I didn't take pictures of the processes as they are self-explanatory but will list what they were. First was to shape the sandpipes and soft solder them to the trap bodies and then drill through the sand feed holes. These were then attached to the sandboxes which were temporarily fitted to the frames for the final shaping of the sandpipe to fit over the bogie mudguards and then around the wheel circumference, last job was to cut the pipe to length, Don states 5/16 above the rail, I'm a little closer, for now, I'll look at this again and their final shape once the model is sitting on rails, same goes for the steam sander pipes. I'll cover the valves in the next photo after this.
here's the other sandbox with its sandpipe pipe fitted but not fully shaped yet, it's also over-length, this I measured and cut once the sandbox was fitted to the frames. You can also see the valves, I have made these differently to Don's words although did note his comment latter, IIRC that it would be better to make them in two parts, or was it one? I forget...
His words make these in 3 parts, I have done them in two, the main body with the valve flange at the bottom in one piece and the shaft as a separate item. To join these I attached the valve and shaft to the sand trap so that the valve body was flush against the trap and held these together with a clamp, I then silver soldered the other end where the shaft exited the valve body. I have also used brass for the body instead of steel, only because I had no steel close to the required size. Whether this becomes a problem with wear in the future I'll just have to wait and see, they are easy to make. You can't see it in this picture but the valve flange has the required small hole drilled through it at the same PCD as the trap body. In operation, the valve rocks (twists) from side to side which opens and closes the feed hole allowing sand to drop through the hole, it's pipework and under the leading wheel. In addition to the drawing, I csk the top of the flange valve hole to allow easier passage for the sand to drop through into the feed hole below, I just used a small centre drill for this. The valve shafts are over-length, I'll cut these to size once the arms are fitted, the driver's side being longer for the control arm to fit too. On Gresley A1's the driver controls the sanders and the fireman controls the draincocks.
Last picture for tonight to show the other side, in this case, taken to show both gravity and steam sanders.

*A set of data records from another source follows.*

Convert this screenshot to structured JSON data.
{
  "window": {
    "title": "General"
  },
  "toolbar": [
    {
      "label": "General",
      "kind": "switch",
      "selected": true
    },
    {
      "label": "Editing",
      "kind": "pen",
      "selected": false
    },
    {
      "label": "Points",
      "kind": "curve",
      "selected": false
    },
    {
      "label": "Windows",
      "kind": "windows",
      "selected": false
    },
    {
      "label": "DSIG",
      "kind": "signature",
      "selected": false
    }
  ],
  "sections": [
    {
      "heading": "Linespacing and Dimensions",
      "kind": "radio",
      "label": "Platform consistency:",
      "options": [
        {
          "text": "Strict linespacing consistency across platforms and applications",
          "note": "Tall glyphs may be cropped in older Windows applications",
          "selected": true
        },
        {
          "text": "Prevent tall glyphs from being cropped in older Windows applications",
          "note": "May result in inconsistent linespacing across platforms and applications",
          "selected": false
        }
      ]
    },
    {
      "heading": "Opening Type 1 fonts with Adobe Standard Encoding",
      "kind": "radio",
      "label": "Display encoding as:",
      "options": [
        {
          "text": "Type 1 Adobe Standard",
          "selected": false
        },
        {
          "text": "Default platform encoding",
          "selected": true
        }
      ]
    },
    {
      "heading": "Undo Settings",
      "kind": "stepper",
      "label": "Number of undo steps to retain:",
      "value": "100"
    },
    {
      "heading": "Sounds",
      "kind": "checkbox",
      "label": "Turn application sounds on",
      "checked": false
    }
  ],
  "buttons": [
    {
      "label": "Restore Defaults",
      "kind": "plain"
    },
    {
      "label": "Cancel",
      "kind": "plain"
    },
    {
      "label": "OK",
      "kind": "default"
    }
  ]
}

Tomorrow I'll make the 3 arms, synchronise the two sanders in closed positions and plot/drill through the valve shafts so that they open/close in unison. Once that's done I'll make the connecting rod that runs across the top of the frames to connect the two up and then do a quick test. I'll leave, for now, the much longer rods and pivot/arm that joins everything up with the control arm in the cab, yet another part to make. In general, one rod runs from the sander arm (driver's side) behind the leading and middle splashers to an arm that is pivoted between rear and middle splashers which then brings it out in front of the rear splasher and then behind the firebox cladding and into the cab, a fair bit of work to do here but will have to be left until much later.